South East Coast Ambulance Service NHS Foundation Trust (SECAmb)
has praised the efforts of its staff and volunteers who went the
extra mile to respond to patients over the long Easter weekend.

Across its Kent, Sussex and Surrey region demand was up 11%
compared to Easter 2015 with the Trust’s 999 Emergency Operations
Centres receiving more than 9,500 999 calls.

Staff in the region’s NHS111 service, which SECAmb runs in
partnership with Care UK, were also extremely busy providing urgent
care advice and arranging out-of-hours appointments. Some 2,000
calls originating from NHS111 received an ambulance response – an
increase of approximately 2.5% on 2015.

The increase in demand was coupled with the challenges of
responding to Storm Katie in the early hours of Monday. Staff and
volunteers including dedicated teams of Community First Responders
worked tirelessly to reach patients as quickly as possible.

The Trust remains extremely busy with demand up on last year. It
is asking the public for its continued support by remembering that
999 should only be used in an emergency. Control room staff will
triage calls and prioritise life-threatening emergencies. During
this period of increased demand calls of a non life-threatening
nature are likely to receive a longer response.
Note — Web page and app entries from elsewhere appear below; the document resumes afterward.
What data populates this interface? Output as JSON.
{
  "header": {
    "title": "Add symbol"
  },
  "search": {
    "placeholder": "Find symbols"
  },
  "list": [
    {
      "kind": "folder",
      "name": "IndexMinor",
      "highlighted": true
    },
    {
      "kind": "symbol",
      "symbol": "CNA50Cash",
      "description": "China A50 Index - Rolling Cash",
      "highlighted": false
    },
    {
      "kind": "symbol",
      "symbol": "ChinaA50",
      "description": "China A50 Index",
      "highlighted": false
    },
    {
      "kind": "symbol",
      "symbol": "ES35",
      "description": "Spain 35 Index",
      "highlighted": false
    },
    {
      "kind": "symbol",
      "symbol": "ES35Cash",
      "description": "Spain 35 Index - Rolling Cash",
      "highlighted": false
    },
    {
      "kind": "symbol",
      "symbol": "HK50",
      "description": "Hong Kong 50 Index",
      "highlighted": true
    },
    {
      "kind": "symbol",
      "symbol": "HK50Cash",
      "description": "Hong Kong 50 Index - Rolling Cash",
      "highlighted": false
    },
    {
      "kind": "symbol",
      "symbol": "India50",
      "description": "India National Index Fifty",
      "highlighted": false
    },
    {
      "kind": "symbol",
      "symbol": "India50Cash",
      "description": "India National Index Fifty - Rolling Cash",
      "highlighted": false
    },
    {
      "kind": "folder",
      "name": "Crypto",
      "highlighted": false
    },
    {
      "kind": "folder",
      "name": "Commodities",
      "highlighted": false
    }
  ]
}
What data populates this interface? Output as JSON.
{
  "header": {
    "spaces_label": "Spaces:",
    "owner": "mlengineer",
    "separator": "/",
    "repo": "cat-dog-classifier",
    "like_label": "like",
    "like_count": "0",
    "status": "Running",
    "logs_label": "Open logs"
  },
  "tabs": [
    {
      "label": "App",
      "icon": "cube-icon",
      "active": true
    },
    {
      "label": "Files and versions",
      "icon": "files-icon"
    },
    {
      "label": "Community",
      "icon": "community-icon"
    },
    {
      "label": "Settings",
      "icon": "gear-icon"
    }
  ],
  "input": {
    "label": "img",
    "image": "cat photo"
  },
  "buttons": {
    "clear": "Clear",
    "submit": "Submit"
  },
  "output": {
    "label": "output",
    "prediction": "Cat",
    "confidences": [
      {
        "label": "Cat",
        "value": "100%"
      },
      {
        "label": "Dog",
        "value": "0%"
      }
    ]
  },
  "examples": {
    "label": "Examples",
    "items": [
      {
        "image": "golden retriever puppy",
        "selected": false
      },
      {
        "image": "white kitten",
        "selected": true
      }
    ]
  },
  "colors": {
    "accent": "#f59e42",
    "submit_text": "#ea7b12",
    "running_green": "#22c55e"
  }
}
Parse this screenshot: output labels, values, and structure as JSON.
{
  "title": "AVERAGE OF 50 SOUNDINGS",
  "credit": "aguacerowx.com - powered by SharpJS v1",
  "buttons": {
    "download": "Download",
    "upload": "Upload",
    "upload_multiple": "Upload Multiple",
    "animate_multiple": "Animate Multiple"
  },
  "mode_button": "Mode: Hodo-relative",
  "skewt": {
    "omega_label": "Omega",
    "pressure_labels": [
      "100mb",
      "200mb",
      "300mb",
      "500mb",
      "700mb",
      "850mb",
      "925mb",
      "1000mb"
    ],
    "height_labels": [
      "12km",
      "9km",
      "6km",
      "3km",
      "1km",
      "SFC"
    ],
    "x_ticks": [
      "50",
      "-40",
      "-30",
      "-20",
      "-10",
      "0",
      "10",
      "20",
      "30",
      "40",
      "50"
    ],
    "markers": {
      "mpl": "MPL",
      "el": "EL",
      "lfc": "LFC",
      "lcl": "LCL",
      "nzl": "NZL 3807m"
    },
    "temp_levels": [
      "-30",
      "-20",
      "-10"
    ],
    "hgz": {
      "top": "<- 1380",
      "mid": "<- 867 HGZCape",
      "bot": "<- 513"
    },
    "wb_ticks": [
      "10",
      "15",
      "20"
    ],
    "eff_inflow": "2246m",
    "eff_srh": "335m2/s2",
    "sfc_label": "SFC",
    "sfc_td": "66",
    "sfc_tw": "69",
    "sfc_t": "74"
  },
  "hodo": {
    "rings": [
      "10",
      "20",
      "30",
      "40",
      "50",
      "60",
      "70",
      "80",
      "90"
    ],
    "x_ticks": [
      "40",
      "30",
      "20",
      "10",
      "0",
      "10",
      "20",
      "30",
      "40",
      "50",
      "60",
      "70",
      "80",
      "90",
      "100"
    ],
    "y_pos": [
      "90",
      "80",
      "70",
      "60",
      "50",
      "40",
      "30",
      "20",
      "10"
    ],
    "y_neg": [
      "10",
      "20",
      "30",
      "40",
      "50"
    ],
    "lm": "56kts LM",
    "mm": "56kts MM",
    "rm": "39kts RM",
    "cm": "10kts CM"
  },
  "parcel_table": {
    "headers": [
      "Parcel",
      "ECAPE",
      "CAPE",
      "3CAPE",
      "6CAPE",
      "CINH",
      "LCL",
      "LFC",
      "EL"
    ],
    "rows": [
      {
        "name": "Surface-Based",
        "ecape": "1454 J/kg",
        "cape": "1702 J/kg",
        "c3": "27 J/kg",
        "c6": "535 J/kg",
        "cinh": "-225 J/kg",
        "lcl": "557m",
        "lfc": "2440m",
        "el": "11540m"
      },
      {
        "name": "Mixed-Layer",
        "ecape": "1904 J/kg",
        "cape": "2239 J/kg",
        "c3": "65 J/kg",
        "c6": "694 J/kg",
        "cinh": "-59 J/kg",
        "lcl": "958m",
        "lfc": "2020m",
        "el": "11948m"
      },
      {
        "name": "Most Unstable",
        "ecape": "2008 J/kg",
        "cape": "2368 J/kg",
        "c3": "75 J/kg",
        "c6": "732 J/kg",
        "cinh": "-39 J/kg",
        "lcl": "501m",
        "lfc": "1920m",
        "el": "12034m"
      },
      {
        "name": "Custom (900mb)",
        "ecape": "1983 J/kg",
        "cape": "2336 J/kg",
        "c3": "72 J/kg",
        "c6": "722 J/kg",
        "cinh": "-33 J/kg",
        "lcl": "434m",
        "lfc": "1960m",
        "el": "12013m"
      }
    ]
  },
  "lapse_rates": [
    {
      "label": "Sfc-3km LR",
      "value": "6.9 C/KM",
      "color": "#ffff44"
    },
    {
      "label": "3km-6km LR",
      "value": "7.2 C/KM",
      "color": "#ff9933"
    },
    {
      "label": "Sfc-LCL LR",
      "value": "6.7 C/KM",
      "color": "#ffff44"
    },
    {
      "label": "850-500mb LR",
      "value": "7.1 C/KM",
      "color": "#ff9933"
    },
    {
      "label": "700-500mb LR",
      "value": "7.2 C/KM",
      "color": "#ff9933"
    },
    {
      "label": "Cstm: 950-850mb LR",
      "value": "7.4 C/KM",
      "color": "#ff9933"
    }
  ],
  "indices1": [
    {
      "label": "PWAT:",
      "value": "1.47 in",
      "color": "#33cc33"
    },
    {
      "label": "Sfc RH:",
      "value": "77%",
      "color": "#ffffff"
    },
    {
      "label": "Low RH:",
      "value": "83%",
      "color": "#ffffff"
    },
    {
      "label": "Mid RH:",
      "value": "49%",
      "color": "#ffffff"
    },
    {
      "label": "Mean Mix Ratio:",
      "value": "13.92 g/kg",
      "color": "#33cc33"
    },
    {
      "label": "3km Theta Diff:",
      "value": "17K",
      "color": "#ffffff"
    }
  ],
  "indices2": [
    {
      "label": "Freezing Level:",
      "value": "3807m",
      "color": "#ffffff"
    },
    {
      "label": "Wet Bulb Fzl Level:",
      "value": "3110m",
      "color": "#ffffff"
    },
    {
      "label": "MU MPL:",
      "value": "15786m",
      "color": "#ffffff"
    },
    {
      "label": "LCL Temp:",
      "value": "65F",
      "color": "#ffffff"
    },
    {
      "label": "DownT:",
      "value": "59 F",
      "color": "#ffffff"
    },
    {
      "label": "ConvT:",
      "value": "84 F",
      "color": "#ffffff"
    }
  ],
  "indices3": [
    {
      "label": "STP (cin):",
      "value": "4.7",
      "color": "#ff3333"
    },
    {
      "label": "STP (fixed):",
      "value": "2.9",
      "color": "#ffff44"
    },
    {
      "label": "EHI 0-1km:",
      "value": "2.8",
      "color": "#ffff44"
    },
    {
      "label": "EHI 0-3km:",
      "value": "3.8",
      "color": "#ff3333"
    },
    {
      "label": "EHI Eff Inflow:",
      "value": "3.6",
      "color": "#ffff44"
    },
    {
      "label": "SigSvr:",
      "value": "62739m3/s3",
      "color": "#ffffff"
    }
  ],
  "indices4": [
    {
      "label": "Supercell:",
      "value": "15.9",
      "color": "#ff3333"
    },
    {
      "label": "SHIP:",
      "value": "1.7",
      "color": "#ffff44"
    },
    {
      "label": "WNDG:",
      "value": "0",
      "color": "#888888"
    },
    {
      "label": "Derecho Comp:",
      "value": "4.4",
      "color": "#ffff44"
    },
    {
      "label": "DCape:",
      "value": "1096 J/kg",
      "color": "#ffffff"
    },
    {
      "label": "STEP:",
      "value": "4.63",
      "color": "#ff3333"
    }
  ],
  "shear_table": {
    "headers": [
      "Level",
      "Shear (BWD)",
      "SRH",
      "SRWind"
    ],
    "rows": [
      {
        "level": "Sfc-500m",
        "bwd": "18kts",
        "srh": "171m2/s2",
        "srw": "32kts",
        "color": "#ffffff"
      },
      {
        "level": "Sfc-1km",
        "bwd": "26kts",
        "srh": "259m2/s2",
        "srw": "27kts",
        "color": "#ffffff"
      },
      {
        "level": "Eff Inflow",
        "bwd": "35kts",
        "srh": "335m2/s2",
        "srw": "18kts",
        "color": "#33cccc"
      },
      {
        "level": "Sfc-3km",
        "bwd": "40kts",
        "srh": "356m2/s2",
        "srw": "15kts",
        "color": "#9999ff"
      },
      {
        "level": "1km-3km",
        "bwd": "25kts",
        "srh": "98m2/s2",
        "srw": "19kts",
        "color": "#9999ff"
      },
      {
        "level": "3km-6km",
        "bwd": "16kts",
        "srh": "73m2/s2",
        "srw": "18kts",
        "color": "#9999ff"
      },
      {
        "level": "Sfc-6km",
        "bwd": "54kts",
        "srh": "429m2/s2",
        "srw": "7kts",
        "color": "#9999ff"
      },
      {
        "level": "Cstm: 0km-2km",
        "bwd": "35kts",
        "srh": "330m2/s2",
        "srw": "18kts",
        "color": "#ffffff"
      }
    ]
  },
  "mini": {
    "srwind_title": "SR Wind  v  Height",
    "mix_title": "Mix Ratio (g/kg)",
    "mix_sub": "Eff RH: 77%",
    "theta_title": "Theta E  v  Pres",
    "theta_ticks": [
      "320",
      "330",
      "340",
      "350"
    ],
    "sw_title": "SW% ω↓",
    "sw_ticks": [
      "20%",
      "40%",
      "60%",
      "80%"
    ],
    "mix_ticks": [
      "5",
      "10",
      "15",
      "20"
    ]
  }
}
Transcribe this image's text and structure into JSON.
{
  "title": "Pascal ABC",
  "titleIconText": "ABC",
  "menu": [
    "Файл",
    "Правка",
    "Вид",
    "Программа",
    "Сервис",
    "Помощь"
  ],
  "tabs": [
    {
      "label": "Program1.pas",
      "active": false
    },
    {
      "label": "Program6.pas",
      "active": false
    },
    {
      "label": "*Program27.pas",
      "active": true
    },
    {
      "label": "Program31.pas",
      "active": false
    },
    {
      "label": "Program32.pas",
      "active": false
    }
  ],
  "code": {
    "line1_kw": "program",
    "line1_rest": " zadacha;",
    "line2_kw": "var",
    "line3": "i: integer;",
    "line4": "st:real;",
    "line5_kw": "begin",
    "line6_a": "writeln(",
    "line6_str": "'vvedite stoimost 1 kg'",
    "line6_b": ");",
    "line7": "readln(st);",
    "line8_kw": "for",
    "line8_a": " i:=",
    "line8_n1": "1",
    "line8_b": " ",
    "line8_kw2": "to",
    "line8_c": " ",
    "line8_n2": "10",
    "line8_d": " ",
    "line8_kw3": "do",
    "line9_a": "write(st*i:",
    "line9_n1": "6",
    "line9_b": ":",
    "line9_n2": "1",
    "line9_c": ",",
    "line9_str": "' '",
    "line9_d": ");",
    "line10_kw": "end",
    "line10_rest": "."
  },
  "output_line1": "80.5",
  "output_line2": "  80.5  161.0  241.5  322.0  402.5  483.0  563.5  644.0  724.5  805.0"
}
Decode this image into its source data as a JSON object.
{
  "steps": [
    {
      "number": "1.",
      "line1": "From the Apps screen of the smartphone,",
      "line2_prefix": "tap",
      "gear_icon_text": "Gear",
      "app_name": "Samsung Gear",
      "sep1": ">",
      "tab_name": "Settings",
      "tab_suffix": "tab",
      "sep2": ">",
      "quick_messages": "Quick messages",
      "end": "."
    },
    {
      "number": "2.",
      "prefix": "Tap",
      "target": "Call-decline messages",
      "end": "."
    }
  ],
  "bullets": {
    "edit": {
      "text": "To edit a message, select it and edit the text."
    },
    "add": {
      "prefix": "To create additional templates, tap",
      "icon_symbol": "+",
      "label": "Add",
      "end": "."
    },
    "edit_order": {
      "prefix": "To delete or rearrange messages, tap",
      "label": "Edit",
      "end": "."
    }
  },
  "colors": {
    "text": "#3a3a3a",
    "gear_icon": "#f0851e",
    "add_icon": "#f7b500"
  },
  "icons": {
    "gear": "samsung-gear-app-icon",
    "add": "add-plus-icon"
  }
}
The NHS as a whole is also very busy and the Trust is working
closely with hospitals across its region to minimise delays when
patients are handed over at A&E. It is vital that patients are
handed over without delay so that ambulance crews are free to
respond to 999 calls out in the community.

SECAmb Paramedic and Regional Operations Manager James Pavey
said: “We plan ahead for periods of increased demand and we were
aware this weekend was going to be challenging. It’s an
understatement to simply say that staff and volunteers have risen
to this challenge. We know that they have gone the extra mile to
help patients. We’re extremely proud of their continued dedication
in the face of this increased demand.

“As we begin a new week, we’re continuing to experience high
levels of demand and we are focussing our efforts to responding to
our most seriously ill and injured patients. Non life-threatening
calls are unfortunately likely to receive a longer response.”

“Anyone faced with an emergency shouldn’t hesitate to call but
we would urge anyone else who needs help to consider all the other
options available to them. This might be dialling NHS111 for help,
where staff can provide support and advice over the phone and refer
patient to out-of-hours services where appropriate.”

When to call 999:

 If you think a patient is suffering from one of the
following you must dial 999 for an ambulance:
• heart attack (e.g. chest pain for more than 15
• sudden unexplained shortness of breath
• heavy bleeding
• unconsciousness (even if the patient has regained
• traumatic back/spinal/neck pain

 You should also call for an ambulance if: 
• you think the patient’s illness or injury is
• you think the illness or injury may become worse, or even
life-threatening on the way to the hospital
• moving the patient/s without skilled people could cause
further injury
• the patient needs the skills or equipment of the ambulance
service and its personnel
• traffic conditions could cause a delay in getting the person
to hospital and time could be critical